"You could go to the top!" her 7-year-old daughter Jessa said as she and her 1-year-old sister Janna left the 36-foot-high historic structure.
The lighthouse and its accompanying Keeper's Dwelling Museum are normally open just on weekends from April through October, but both were open Wednesday in honor of National Lighthouse Day.
The observance has taken place around the country every Aug. 7 since 1989, after Congress passed a resolution in 1988 designating that day as National Lighthouse Day.
The first National Lighthouse Day marked the 200th anniversary of the passage of the "Act for the Establishment and support of Lighthouse, Beacons, Buoys, and Public Piers," on Aug. 7, 1789, said Bethany Baker, executive director of the lighthouse and the museum.
"People can come, and climb the tower and experience it," Baker said of the lighthouse.
She said "hundreds" of people visit during a weekend of good weather, and she estimated 30 to 50 people had visited as of 11:30 a.m., 90 minutes after the lighthouse and museum opened.
Sophia and Gabe Ries, ages 5 and 3, respectively, of Havre de Grace, and their nanny, Tammy Glotfelty of Taneytown, were among those first visitors.
"Good, good!" Sophia said when asked what she thought of her trip inside the lighthouse, which has stood since 1827 as a beacon for those navigating where the Susquehanna River and the Chesapeake Bay meet.
Glotfelty said Wednesday was her first time inside the structure.
"We get to see it every day, and to actually be in it was pretty cool," she said.
Visitors were greeted by Pat Stetina of the Friends of Concord Point Lighthouse Inc., the nonprofit organization which operates and maintains the lighthouse and keeper's museum.
They could make their way through the entrance in the "Port Deposit granite" base of the lighthouse, up the spiral stone staircase and then a narrow metal ladder into the top of the lighthouse.
The 36-inch-high Fresnel lens takes up much of the space at the top, but visitors could still get a 360-degree view of the mouth of the Susquehanna River, the Chesapeake Bay and the lower portion of Havre de Grace.
The first keeper of the lighthouse, John O'Neill, had a very different experience 14 years before the lighthouse opened.
He is credited with manning a three-cannon battery in an unsuccessful attempt to hold off invading British troops who captured and sacked Havre de Grace in 1813.
A series of keepers watched over the lighthouse until it became automated in 1920, according to a pamphlet provided by Stetina.

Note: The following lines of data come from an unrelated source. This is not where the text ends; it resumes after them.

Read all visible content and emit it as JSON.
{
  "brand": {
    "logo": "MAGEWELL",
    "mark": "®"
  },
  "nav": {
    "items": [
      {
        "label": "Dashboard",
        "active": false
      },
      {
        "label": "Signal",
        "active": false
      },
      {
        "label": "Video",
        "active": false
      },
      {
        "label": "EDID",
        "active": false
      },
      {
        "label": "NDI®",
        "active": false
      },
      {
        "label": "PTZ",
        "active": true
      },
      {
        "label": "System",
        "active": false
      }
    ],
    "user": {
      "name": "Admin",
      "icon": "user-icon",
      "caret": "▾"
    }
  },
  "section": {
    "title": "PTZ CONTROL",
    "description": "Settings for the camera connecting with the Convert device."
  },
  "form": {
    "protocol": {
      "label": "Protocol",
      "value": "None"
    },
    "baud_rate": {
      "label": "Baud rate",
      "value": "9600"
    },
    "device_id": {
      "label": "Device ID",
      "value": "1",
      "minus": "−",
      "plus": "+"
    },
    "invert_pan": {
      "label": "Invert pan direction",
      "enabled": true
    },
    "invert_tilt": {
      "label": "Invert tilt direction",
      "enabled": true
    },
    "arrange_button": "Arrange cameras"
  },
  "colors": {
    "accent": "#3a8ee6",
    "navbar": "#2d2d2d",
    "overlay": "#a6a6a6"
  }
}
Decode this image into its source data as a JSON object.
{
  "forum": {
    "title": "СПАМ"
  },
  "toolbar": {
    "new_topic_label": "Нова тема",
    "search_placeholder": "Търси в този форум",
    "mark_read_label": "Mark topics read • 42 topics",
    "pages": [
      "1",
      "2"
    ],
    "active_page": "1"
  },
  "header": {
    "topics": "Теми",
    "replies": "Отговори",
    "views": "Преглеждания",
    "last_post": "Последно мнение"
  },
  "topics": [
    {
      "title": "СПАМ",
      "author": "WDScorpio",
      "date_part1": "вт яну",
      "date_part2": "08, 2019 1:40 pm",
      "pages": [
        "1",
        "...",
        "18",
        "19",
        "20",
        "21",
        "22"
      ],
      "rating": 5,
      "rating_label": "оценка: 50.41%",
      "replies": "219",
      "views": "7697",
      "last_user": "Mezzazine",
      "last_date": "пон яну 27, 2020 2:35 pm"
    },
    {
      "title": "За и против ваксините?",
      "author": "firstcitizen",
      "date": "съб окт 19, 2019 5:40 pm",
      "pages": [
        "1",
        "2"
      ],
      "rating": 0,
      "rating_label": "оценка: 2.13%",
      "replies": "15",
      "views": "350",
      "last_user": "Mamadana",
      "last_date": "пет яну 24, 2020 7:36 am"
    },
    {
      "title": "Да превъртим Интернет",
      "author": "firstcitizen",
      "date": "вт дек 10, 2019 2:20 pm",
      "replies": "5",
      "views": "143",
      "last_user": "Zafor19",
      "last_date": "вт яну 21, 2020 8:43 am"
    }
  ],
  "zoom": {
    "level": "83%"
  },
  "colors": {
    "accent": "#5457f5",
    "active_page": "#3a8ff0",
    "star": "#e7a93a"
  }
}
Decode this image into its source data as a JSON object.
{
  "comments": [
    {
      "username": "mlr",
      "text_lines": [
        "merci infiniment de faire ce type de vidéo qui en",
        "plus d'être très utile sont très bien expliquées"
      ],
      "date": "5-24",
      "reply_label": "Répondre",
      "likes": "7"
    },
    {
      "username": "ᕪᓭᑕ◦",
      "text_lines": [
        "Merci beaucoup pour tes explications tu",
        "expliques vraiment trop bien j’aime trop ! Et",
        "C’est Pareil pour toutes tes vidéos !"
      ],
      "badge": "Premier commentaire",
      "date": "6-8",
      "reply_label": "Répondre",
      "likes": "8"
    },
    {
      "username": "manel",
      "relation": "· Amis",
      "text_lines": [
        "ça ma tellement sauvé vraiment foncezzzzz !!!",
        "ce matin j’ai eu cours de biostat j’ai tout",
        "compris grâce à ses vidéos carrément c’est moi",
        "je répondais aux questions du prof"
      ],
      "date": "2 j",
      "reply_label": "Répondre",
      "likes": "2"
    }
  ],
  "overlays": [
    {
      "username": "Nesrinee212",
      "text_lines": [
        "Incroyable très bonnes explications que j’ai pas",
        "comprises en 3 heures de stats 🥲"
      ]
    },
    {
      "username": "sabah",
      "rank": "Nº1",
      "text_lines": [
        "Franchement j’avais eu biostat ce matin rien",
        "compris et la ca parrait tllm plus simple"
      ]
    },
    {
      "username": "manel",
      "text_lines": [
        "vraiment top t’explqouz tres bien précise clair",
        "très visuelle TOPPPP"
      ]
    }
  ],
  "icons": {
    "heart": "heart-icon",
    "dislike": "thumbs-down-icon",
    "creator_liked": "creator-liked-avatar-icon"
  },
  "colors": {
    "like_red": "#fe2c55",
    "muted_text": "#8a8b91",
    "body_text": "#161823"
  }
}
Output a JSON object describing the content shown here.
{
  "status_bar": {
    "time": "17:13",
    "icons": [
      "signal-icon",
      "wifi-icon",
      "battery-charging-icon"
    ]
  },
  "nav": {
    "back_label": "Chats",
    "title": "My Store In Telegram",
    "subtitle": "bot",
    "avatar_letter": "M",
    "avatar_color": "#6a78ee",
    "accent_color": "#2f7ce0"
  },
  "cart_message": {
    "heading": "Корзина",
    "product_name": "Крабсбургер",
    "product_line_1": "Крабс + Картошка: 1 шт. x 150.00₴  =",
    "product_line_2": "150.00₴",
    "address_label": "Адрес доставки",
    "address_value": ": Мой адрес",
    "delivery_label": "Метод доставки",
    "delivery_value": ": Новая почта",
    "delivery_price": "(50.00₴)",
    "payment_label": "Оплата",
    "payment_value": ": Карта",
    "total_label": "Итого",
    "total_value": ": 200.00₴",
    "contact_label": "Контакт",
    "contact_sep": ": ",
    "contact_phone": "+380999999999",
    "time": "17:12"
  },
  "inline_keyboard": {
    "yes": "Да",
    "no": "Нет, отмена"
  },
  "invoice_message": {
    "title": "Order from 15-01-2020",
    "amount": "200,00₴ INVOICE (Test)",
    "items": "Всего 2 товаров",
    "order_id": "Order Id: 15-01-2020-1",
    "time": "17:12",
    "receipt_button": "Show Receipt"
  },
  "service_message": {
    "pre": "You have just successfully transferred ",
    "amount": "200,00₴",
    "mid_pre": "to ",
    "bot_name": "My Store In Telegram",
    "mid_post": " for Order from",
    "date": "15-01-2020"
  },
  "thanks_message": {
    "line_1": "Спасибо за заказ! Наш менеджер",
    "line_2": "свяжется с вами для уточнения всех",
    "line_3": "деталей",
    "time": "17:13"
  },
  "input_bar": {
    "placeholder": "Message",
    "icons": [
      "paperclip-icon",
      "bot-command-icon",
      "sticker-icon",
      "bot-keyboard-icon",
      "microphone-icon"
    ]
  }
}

The Coast Guard decommissioned the lighthouse in 1975 and gave it to the City of Havre de Grace, according to the pamphlet.
The Friends of Concord Point Lighthouse nonprofit was formed in 1979 to care for the then-deteriorating lighthouse, according to the Concord Point Lighthouse website.
Baker said restoration projects for the lighthouse, Keeper's Dwelling and the grounds of both are ongoing.
A fundraiser was also held Wednesday with Pat's Pizza of Havre de Grace; visitors to the lighthouse received a flyer to bring to the restaurant, and 20 percent of sales with the flyer, between 5 and 9 p.m. Wednesday, would be donated to restoration projects, according to the flyer.
"It's part of Havre de Grace's history, and we just want to make sure that it is maintained and open for [visitors] to come and enjoy it," Baker said of the lighthouse and museum.Copyright © 2014, The Baltimore Sun